San Antonio is a delight to walk around, as its main attractions, including the pretty River Walk, the Alamo, Market Square and HemisFair Park, are all within strolling distance of each other. Slightly further out, but still accessible on foot, is the King William Historic District and the neighbouring Blue Star Contemporary Arts Center.
Founded in 1691 by Spanish missionaries, San Antonio became a military garrison in 1718, and was settled by the Anglos in the 1720s and 1730s under Austin’s colonization programme. It is most famous for the legendary Battle of the Alamo, in 1836, when General Santa Anna wiped out a band of ragtag Texas volunteers seeking independence from Mexico. After the Civil War, it became a hard-drinking, hard-fighting “sin city”, at the heart of the Texas cattle and oil empires. Drastic floods in the 1920s wiped out much of the downtown area, but the sensitive WPA programme that revitalized two of the city’s prettiest sites, La Villita and the River Walk, laid the foundations for its future as a major tourist destination. Recently several massive hotels (think Vegas) have been constructed to accommodate the booming tourism and convention industries. The military has a major presence in San Antonio, too, with four bases in the metropolitan area.
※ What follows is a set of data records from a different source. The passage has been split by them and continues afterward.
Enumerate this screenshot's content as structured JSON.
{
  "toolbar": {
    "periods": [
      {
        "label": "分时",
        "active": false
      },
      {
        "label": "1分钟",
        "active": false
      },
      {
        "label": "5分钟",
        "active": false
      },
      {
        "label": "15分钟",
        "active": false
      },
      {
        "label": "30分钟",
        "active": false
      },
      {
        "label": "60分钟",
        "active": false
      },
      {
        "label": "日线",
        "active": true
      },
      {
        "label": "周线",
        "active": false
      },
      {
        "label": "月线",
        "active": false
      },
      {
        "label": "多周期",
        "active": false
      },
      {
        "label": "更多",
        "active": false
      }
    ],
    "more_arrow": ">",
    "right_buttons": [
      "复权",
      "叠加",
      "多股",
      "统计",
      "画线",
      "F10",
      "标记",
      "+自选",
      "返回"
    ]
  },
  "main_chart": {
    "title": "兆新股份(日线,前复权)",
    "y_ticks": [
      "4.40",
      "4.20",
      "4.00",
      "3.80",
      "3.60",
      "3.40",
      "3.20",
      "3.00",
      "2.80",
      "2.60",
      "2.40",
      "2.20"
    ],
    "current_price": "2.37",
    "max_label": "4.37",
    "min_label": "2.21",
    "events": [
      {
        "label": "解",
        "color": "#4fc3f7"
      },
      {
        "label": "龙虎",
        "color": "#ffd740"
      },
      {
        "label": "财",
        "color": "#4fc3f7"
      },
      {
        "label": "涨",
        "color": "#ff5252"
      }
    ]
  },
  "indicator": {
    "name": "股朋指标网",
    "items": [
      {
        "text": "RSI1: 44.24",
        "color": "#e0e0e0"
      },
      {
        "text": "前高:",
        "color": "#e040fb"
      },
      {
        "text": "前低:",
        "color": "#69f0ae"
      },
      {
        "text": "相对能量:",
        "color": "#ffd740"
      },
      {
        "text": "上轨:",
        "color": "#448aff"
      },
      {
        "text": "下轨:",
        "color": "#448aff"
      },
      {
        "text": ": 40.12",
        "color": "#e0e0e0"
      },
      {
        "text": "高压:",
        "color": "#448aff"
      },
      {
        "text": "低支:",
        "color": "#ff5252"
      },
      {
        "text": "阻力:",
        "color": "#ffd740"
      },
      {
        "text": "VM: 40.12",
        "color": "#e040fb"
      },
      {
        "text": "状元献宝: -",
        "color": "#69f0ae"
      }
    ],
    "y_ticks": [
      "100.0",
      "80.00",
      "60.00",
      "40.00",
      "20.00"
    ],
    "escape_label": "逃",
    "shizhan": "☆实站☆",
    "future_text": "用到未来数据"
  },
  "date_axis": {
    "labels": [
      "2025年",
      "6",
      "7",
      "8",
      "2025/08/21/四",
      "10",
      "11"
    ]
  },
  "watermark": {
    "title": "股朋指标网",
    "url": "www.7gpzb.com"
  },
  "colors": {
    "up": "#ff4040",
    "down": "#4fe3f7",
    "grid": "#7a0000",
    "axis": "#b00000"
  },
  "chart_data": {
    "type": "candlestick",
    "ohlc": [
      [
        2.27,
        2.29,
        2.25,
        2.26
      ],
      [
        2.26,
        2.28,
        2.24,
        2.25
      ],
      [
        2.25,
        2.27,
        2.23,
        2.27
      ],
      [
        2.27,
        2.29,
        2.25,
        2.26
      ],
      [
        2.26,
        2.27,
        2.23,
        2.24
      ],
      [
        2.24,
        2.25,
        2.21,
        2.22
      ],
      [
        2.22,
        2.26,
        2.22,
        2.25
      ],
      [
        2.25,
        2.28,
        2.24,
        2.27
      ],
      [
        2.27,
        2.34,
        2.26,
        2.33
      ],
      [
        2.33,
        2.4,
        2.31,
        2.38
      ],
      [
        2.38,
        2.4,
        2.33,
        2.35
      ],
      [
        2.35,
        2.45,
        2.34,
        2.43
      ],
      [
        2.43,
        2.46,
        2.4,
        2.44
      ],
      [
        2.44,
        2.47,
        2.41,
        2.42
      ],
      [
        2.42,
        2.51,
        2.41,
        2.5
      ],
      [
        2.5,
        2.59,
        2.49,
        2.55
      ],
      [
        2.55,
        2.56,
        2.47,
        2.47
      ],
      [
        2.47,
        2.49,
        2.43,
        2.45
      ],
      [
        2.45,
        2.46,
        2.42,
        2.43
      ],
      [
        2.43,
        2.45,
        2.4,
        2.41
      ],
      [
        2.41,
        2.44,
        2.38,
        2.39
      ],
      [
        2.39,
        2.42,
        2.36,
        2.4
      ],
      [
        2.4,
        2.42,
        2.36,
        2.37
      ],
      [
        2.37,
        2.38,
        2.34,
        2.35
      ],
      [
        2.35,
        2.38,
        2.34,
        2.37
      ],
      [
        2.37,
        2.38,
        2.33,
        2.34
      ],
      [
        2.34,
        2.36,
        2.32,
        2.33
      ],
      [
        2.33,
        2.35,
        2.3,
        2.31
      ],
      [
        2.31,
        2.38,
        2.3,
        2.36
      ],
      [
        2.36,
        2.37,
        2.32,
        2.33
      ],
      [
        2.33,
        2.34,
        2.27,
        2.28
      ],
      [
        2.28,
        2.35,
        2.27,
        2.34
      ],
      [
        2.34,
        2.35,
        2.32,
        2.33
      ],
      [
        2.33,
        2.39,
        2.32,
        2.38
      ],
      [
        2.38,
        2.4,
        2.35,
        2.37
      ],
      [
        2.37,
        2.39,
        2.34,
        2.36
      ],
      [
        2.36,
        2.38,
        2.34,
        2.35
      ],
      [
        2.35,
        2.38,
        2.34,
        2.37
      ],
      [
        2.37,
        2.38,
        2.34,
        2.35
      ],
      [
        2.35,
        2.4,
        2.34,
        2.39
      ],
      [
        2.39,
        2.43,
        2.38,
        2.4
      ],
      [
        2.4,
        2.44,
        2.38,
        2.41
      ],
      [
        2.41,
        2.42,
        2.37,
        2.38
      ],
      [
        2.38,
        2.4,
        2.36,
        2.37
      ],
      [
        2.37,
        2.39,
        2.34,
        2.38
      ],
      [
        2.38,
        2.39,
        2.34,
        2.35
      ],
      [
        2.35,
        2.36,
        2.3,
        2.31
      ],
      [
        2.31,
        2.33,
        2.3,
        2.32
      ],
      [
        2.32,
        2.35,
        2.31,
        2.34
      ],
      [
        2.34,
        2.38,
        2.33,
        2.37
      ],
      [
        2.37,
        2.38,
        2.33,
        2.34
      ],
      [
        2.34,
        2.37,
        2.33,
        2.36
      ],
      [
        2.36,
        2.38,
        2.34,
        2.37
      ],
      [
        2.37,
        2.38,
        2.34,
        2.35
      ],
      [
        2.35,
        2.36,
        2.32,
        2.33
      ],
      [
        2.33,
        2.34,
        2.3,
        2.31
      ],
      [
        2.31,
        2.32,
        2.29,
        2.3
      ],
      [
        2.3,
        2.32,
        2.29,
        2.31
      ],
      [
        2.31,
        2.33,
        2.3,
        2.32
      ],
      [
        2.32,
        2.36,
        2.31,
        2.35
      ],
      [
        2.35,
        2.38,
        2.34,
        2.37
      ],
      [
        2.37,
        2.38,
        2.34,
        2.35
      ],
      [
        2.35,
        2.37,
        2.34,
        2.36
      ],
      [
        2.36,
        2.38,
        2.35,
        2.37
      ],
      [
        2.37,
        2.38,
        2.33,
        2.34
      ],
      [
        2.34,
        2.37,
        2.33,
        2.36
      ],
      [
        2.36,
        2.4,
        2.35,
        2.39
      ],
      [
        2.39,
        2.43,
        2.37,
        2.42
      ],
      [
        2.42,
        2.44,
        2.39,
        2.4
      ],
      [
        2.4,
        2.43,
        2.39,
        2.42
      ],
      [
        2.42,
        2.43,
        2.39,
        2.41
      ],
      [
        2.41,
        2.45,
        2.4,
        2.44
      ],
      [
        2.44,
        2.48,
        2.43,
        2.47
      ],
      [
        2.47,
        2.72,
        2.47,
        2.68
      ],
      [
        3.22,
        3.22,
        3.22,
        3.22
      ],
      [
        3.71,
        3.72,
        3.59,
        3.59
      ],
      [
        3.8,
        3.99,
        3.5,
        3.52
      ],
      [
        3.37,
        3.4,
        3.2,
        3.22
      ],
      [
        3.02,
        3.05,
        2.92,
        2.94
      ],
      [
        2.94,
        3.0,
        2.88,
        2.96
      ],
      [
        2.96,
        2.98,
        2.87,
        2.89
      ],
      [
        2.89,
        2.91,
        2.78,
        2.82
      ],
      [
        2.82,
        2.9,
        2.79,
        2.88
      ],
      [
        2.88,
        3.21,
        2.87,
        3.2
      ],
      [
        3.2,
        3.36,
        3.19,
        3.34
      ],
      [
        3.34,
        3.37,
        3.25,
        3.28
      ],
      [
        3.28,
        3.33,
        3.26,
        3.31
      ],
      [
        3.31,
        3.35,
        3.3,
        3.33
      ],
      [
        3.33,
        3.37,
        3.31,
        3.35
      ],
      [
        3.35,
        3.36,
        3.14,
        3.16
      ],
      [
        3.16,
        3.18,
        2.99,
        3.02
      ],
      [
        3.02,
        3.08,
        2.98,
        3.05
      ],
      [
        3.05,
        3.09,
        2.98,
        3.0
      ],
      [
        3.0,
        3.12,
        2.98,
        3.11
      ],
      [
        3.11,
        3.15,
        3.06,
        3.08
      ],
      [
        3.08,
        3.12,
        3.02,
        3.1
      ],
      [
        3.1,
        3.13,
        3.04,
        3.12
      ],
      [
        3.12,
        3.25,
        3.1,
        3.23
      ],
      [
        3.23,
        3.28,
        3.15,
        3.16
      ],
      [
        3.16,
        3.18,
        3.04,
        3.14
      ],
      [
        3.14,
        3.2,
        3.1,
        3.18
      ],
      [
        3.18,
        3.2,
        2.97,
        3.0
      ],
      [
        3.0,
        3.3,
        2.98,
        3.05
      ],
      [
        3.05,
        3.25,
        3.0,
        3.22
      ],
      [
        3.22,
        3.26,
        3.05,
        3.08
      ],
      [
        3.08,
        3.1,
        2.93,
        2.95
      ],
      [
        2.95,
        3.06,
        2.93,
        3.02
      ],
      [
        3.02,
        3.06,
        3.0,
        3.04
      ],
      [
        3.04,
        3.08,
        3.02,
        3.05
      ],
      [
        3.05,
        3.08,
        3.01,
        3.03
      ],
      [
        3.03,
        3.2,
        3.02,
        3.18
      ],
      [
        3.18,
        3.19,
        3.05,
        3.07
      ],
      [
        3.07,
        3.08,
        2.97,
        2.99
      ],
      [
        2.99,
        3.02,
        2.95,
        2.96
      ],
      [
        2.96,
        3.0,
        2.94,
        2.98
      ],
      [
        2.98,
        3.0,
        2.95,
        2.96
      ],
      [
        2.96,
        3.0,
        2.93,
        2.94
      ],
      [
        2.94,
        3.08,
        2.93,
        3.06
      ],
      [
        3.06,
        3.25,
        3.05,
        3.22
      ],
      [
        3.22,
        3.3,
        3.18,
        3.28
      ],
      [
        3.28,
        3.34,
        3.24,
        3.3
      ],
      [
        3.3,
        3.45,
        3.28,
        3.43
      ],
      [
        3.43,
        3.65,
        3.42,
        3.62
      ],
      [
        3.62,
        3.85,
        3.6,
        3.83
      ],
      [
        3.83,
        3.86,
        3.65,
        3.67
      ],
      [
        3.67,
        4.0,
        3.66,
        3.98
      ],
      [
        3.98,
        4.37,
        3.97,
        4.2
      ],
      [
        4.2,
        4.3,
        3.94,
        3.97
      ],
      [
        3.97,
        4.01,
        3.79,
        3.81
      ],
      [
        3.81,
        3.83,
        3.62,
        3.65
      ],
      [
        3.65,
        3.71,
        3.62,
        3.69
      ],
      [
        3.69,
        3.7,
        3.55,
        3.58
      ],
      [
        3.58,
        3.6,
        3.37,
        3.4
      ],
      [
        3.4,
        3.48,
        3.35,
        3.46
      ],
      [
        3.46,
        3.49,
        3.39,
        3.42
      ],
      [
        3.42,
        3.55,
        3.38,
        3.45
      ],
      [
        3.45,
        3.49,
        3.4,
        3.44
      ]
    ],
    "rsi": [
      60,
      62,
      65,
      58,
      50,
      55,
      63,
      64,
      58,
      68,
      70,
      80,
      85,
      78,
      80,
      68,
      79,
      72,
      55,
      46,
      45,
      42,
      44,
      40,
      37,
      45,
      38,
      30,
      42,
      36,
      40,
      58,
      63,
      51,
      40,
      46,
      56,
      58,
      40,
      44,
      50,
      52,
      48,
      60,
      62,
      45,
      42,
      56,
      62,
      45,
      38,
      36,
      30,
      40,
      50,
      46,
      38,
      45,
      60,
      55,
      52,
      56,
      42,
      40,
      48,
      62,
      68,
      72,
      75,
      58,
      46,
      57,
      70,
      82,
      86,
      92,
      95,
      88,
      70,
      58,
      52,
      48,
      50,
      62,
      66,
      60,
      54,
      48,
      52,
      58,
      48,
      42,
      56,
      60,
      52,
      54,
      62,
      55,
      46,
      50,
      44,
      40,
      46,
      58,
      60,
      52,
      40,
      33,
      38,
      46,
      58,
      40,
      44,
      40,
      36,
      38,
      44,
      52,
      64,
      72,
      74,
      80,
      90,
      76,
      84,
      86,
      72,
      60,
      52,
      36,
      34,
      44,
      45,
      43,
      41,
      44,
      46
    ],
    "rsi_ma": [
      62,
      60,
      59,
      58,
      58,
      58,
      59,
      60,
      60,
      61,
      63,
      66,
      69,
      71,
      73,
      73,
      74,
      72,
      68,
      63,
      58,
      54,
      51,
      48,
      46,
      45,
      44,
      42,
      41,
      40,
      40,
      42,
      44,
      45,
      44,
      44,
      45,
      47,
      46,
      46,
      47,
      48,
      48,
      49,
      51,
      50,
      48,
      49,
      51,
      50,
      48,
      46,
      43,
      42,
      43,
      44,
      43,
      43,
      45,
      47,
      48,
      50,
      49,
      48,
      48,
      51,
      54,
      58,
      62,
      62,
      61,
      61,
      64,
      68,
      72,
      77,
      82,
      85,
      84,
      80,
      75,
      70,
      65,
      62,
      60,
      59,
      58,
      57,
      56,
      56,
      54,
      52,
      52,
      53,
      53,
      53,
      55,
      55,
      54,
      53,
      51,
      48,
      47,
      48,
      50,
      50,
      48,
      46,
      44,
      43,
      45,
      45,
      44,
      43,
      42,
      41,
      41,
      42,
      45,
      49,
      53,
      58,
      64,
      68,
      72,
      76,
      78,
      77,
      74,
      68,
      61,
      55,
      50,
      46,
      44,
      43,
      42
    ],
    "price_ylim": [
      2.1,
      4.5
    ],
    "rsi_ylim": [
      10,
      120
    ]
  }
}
Since mission times, the San Antonio River has been vital to the city’s fortunes. Destructive floods in the 1920s and subsequent oil drilling reduced its flow, leading to plans to pave the river over. Instead, a careful landscaping scheme, started in 1939 by the WPA, created the Paseo del Rio, or River Walk, now the aesthetic and commercial focus of San Antonio. The walk, located below street level, is reached by steps from various spots along the main roads and crossed by humpbacked stone bridges. Cobbled paths, shaded by pine, cypress, oak and willow trees, wind for 2.5 miles beside the jade-green water, with much of the city’s dining and entertainment options concentrated along the way.
La Villita (“Little Town”), on the River Walk opposite HemisFair Park, was San Antonio’s original settlement, occupied in the mid- to late eighteenth century by Mexican “squatters” with no titles to the land. Only when its elevation enabled it to survive fierce floods in 1819 did this rude collection of stone and adobe buildings become suddenly respectable. It is now a National Historic District, turned over to a dubious “arts community” consisting mostly of overpriced craft shops.